Mexico Proposes Plan for Water Debt
Mexico has proposed to pay off its water debt to the United States within five years without imposing strict conservation measures on its population.
The National Water Commission proposal would increase Mexico's annual water payment to the United States under a 1944 treaty from 114 billion gallons a year to 180 billion gallons for the next five years. The treaty governs the water flow of the Colorado and Rio Grande rivers.
That would reduce the debt from its current 502 billion gallons to 180 billion gallons. The panel did not explain how it would pay off the remaining deficit.
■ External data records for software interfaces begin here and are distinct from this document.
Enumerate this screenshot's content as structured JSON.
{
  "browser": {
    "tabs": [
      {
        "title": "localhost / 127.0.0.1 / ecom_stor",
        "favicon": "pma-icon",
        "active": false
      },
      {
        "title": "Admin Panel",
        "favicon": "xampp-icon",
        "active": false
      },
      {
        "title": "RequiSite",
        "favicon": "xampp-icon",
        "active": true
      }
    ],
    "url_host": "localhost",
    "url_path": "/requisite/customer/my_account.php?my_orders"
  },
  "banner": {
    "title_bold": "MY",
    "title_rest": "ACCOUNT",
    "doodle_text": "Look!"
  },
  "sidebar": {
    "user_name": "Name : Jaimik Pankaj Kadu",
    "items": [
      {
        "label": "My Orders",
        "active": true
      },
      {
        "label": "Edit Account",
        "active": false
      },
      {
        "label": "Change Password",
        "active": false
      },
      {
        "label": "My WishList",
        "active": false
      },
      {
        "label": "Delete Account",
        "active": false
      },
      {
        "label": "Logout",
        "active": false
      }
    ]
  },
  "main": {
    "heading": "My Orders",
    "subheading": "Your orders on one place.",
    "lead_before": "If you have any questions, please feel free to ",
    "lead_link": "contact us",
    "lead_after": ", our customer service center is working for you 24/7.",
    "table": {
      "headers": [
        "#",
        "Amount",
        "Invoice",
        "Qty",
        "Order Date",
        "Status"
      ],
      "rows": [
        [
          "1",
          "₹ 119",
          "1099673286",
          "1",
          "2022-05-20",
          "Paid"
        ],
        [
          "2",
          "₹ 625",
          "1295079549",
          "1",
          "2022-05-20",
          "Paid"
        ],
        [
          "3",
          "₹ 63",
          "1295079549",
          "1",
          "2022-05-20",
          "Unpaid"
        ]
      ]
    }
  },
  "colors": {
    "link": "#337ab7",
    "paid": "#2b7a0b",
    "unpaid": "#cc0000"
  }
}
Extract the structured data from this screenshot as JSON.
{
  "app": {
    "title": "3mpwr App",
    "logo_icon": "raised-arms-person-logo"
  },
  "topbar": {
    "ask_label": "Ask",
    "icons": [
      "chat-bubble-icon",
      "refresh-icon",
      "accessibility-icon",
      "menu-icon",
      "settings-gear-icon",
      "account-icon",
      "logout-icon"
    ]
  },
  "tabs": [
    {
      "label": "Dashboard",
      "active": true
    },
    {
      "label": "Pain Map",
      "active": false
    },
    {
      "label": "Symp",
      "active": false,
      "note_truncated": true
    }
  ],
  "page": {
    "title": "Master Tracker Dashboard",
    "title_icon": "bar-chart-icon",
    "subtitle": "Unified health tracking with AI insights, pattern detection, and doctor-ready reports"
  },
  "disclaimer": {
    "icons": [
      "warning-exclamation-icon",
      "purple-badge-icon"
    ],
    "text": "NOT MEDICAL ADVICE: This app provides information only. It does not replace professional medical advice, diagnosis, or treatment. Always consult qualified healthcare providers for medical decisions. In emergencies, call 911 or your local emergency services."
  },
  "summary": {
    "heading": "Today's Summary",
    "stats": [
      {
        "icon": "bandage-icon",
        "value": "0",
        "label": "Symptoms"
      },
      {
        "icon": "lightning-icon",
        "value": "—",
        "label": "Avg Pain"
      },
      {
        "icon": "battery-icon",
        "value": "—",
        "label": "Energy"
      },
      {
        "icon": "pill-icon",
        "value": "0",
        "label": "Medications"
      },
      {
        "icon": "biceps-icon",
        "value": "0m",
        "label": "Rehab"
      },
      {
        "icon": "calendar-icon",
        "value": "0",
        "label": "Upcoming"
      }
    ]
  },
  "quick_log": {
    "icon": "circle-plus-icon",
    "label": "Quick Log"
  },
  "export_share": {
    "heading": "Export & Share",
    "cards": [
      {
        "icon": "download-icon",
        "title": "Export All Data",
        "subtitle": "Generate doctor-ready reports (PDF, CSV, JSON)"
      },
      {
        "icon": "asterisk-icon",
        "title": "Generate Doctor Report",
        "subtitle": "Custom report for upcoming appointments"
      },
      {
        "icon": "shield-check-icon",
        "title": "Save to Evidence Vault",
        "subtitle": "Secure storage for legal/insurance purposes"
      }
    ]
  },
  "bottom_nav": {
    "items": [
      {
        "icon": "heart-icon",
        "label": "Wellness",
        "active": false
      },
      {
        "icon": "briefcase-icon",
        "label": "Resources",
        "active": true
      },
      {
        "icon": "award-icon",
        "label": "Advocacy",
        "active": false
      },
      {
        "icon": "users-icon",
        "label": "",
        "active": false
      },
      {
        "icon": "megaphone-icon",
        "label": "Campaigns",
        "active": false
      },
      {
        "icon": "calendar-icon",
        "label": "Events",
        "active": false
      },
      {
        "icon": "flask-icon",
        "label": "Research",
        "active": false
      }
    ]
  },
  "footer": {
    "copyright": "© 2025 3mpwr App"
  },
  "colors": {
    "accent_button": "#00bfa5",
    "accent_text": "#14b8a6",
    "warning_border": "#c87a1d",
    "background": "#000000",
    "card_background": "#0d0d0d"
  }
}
The commission also did not detail where it would draw the extra water from. Levels in the Mexican rivers used to repay the debts have declined 71 percent over the last nine years. And the country has been plagued by drought. Prospects for rainfall during this year's rainy season, typically running from May to October, also remain grim, Agriculture Secretary Javier Usabiaga told a news conference Monday in central Hidalgo state.
Usabiaga said, however, that Mexico should be able to make the higher annual water payments without reducing the amount available to people here if the country uses its supply efficiently.
One of the reasons Mexico's water supply has dwindled so much is that many people have dipped into the reserves illegally, Usabiaga said. The government plans to crack down on unauthorized users as one way to preserve the remaining supply.
The water commission report also outlined several water-saving measures such as improving irrigation technology and conservation programs in cities but it did not provide details about when or how they would be implemented.
Mexico is facing mounting criticism from farmers and politicians in south Texas, who claim that crops in Mexico's upriver Rio Grande watershed are flourishing while those in South Texas are dying allegedly because Mexico has not kept up with its end of the treaty.
Under the treaty, Mexico receives 1.8 billion acre feet of water a year from the United States, four times the amount it gives to its northern neighbor. One acre foot equals 325,851 gallons, the amount necessary to cover one acre of land with one foot of water.
Mexico contributes water to the United States from six rivers flowing into the Rio Conchos in the northern Chihuahua state. The Rio Conchos flows into the Rio Grande, which Texas farmers rely on for irrigation.
Mexico and the United States control water flow through a series of dams. In recent years, Mexico has not released enough water from the Rio Conchos because it feared levels would drop so low that Mexicans would not have enough.